→ **Work request**
How many of the lines below hold the string "data"? Say only the number.

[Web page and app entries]

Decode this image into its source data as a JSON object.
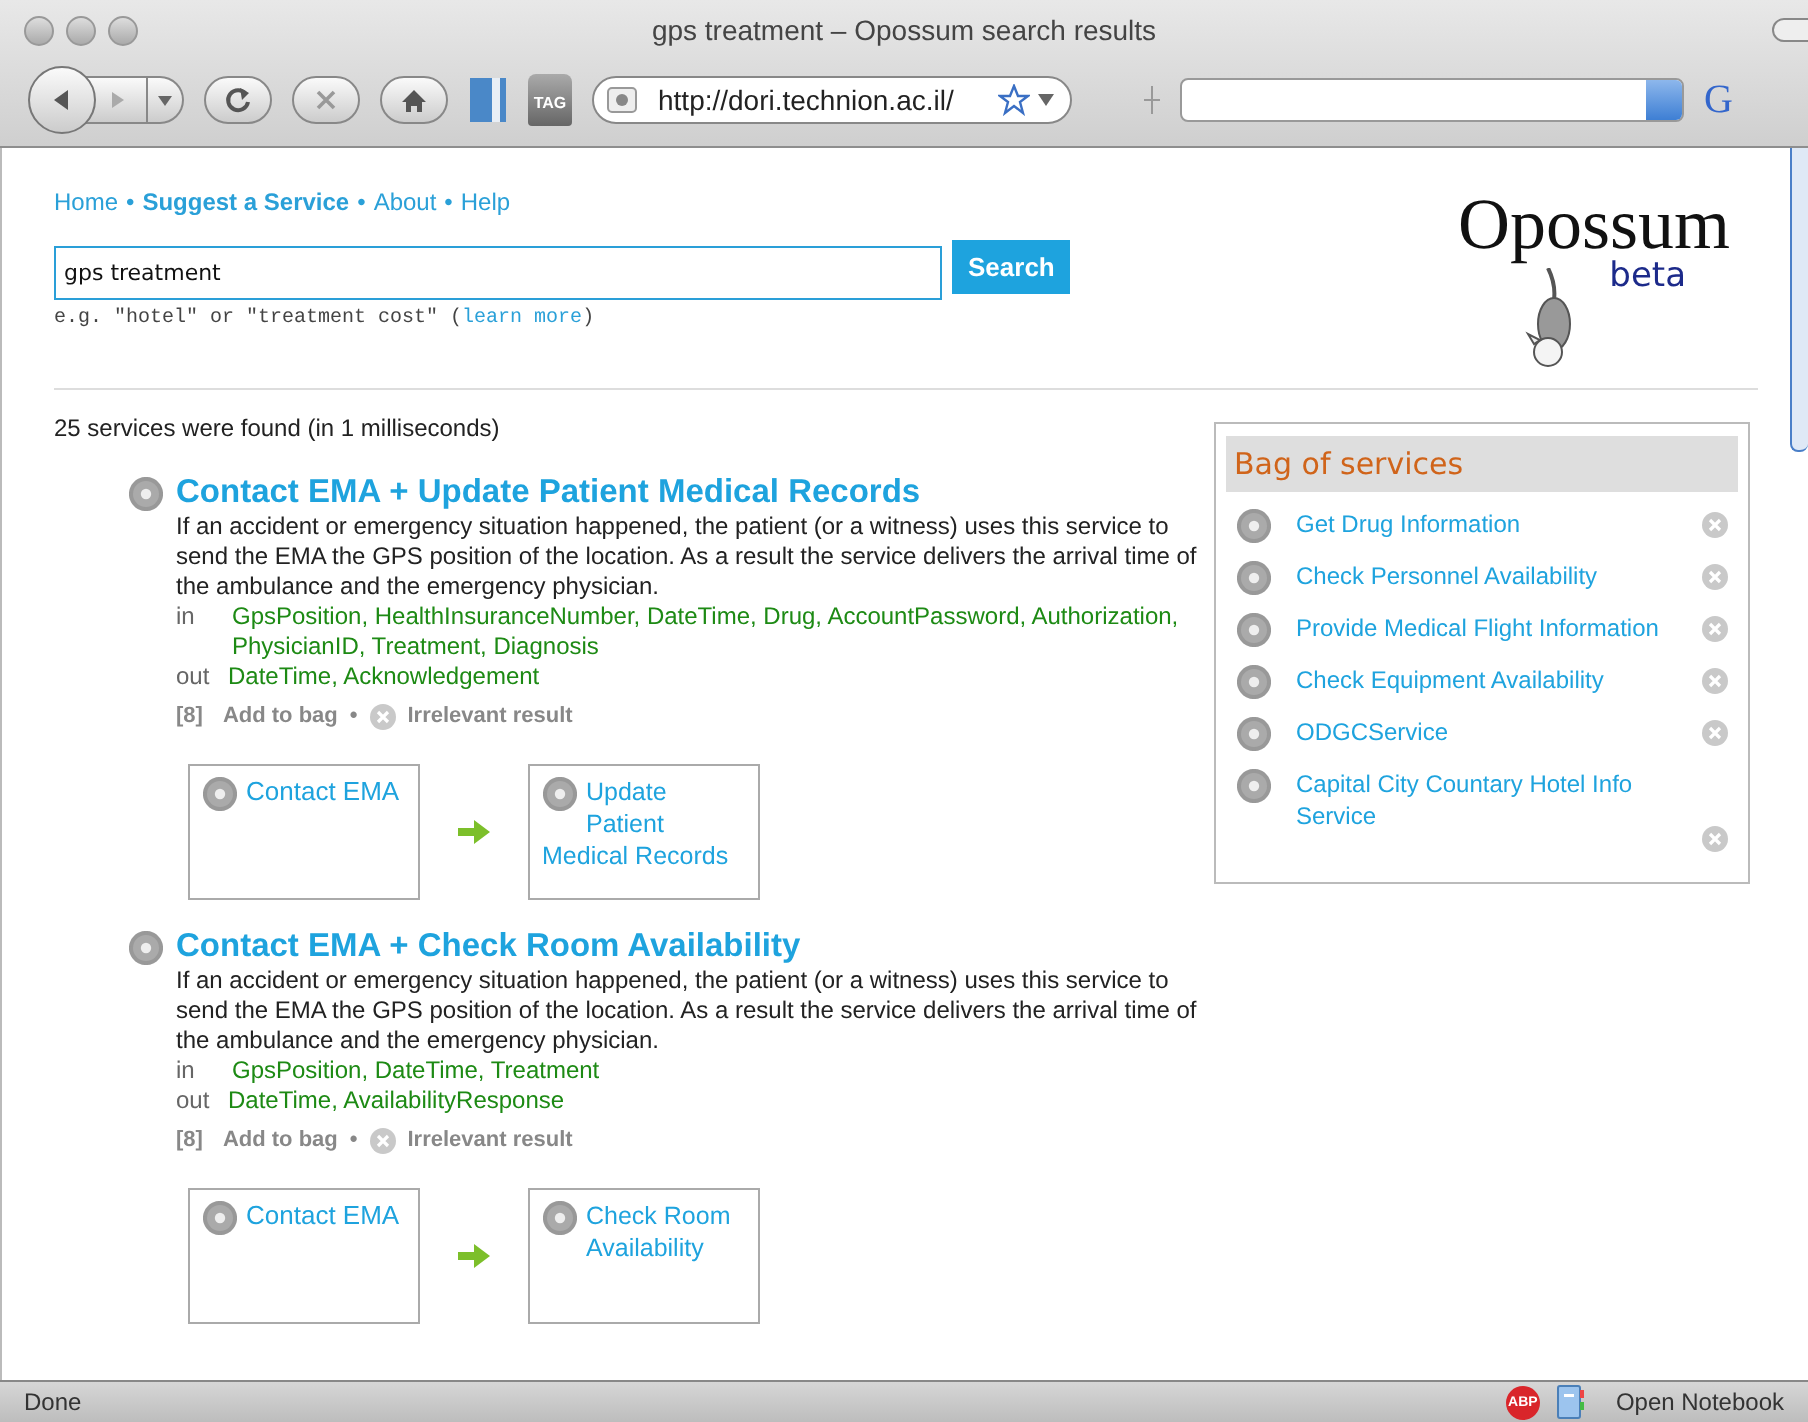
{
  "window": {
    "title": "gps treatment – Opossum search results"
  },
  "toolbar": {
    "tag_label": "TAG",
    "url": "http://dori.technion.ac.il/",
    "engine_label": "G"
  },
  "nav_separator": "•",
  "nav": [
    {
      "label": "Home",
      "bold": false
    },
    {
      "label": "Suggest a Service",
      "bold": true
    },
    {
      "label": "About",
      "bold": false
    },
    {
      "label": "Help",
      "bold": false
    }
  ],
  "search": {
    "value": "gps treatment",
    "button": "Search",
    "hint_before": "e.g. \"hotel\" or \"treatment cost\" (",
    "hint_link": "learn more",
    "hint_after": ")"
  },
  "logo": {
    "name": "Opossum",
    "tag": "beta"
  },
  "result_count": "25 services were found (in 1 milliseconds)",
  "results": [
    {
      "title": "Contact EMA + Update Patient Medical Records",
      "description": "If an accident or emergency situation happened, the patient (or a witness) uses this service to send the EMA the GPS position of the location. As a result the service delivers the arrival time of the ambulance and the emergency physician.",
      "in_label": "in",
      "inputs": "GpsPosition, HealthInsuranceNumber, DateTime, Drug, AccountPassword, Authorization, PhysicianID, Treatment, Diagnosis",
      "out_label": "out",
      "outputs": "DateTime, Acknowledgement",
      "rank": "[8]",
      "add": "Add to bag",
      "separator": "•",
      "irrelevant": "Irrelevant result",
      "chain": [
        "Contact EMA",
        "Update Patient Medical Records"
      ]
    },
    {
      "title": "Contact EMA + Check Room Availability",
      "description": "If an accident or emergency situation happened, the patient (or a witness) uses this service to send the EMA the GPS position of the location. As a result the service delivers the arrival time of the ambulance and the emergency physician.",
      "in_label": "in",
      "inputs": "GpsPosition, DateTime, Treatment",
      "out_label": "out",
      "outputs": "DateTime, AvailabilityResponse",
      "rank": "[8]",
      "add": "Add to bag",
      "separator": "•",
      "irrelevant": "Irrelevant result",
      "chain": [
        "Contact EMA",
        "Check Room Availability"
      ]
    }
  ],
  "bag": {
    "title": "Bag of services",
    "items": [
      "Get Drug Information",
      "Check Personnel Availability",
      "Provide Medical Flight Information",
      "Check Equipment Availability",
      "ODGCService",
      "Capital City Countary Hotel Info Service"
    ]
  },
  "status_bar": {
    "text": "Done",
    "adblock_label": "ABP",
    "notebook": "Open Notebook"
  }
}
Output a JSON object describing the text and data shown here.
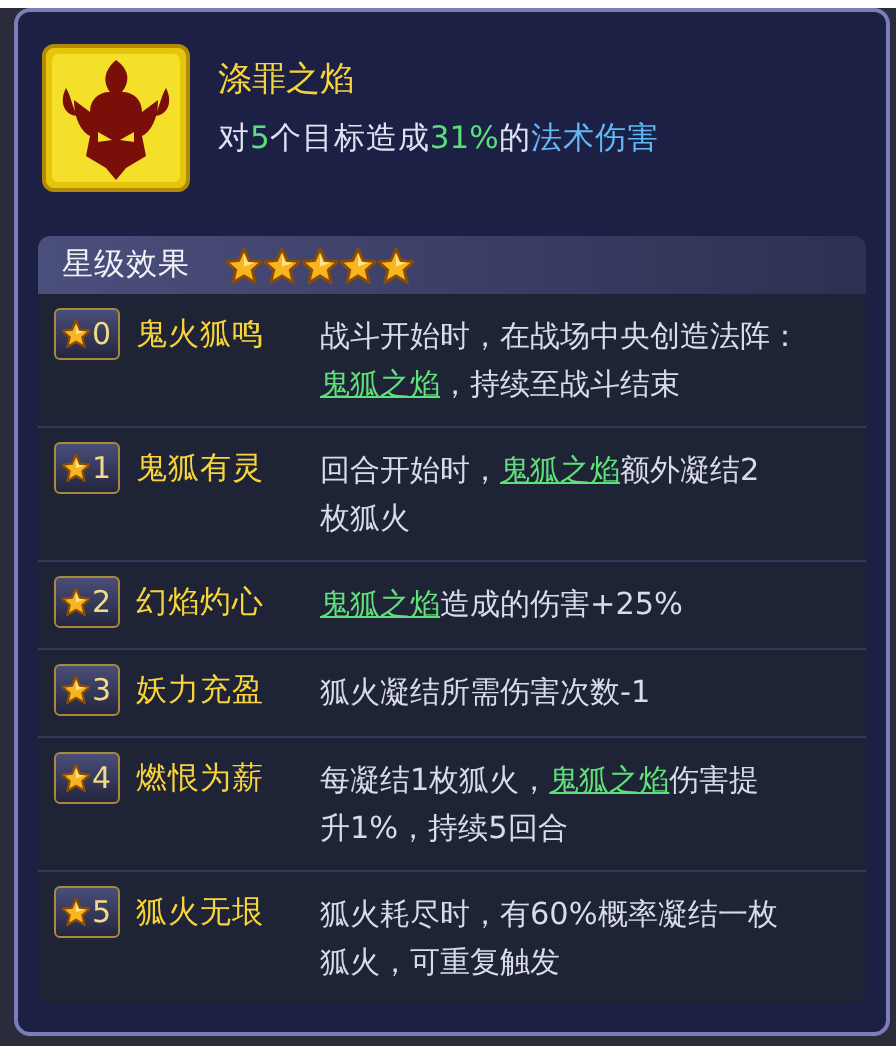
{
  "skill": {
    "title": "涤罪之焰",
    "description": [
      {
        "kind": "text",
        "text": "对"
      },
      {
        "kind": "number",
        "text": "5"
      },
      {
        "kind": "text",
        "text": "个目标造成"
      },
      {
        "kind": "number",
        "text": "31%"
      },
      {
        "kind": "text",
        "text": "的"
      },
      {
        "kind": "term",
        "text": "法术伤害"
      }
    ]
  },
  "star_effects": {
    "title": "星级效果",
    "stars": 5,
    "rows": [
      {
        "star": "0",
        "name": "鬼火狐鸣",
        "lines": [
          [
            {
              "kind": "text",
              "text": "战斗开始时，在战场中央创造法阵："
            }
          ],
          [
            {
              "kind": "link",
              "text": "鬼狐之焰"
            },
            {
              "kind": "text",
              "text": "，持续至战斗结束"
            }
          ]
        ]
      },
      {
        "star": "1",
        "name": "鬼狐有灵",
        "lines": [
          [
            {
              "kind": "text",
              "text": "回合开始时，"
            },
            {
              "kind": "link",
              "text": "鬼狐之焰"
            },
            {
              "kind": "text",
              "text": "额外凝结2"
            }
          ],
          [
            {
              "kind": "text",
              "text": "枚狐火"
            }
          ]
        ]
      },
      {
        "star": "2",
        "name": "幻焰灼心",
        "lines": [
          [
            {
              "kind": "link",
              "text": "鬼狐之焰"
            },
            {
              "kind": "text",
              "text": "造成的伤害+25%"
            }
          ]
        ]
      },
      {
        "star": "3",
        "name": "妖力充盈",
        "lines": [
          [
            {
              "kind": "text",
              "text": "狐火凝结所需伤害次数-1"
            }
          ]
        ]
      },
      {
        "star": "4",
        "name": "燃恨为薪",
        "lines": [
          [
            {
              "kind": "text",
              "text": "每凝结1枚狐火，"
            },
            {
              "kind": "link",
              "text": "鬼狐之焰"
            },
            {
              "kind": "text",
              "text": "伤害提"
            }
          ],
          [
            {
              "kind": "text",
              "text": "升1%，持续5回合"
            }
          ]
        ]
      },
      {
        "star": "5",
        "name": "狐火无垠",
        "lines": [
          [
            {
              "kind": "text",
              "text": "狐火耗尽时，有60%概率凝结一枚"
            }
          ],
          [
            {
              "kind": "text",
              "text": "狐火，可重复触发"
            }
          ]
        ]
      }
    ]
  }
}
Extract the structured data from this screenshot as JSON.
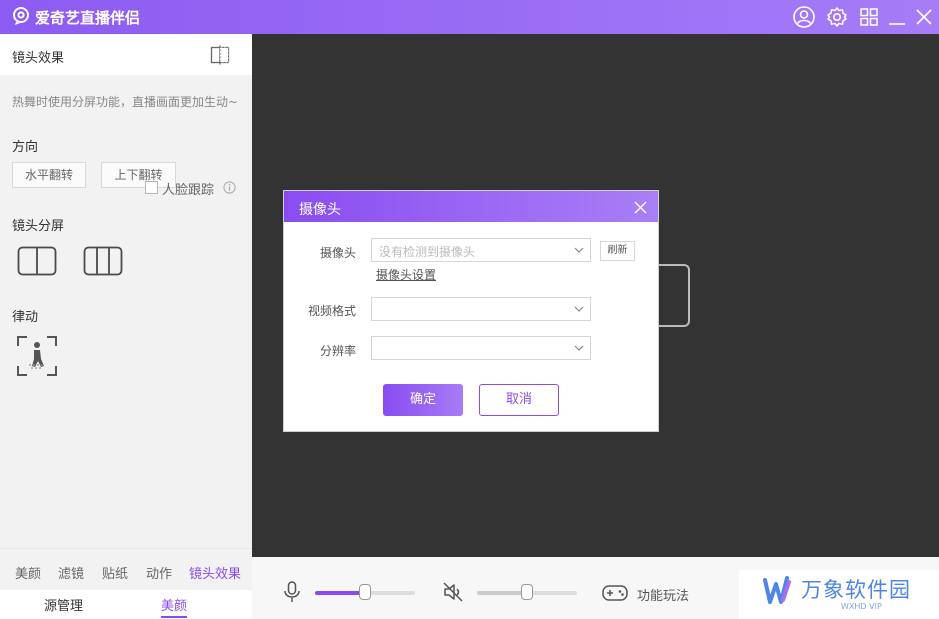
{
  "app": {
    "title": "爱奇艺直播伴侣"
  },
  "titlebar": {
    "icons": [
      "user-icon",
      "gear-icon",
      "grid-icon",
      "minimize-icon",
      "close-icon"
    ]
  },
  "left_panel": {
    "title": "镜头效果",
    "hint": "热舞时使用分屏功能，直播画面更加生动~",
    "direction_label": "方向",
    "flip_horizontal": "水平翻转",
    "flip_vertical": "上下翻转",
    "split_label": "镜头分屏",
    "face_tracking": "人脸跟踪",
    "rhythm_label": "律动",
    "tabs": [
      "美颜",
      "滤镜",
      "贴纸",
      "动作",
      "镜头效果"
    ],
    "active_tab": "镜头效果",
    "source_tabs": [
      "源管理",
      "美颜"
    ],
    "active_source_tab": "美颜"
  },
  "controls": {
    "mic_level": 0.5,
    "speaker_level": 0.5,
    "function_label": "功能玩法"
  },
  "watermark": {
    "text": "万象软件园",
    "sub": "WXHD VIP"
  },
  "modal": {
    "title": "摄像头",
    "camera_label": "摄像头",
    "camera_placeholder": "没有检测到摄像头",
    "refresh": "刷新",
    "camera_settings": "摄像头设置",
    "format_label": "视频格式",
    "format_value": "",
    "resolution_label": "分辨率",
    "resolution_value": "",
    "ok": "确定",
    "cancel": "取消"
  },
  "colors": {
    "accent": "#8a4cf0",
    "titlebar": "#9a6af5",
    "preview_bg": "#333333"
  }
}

→ **Task output**
3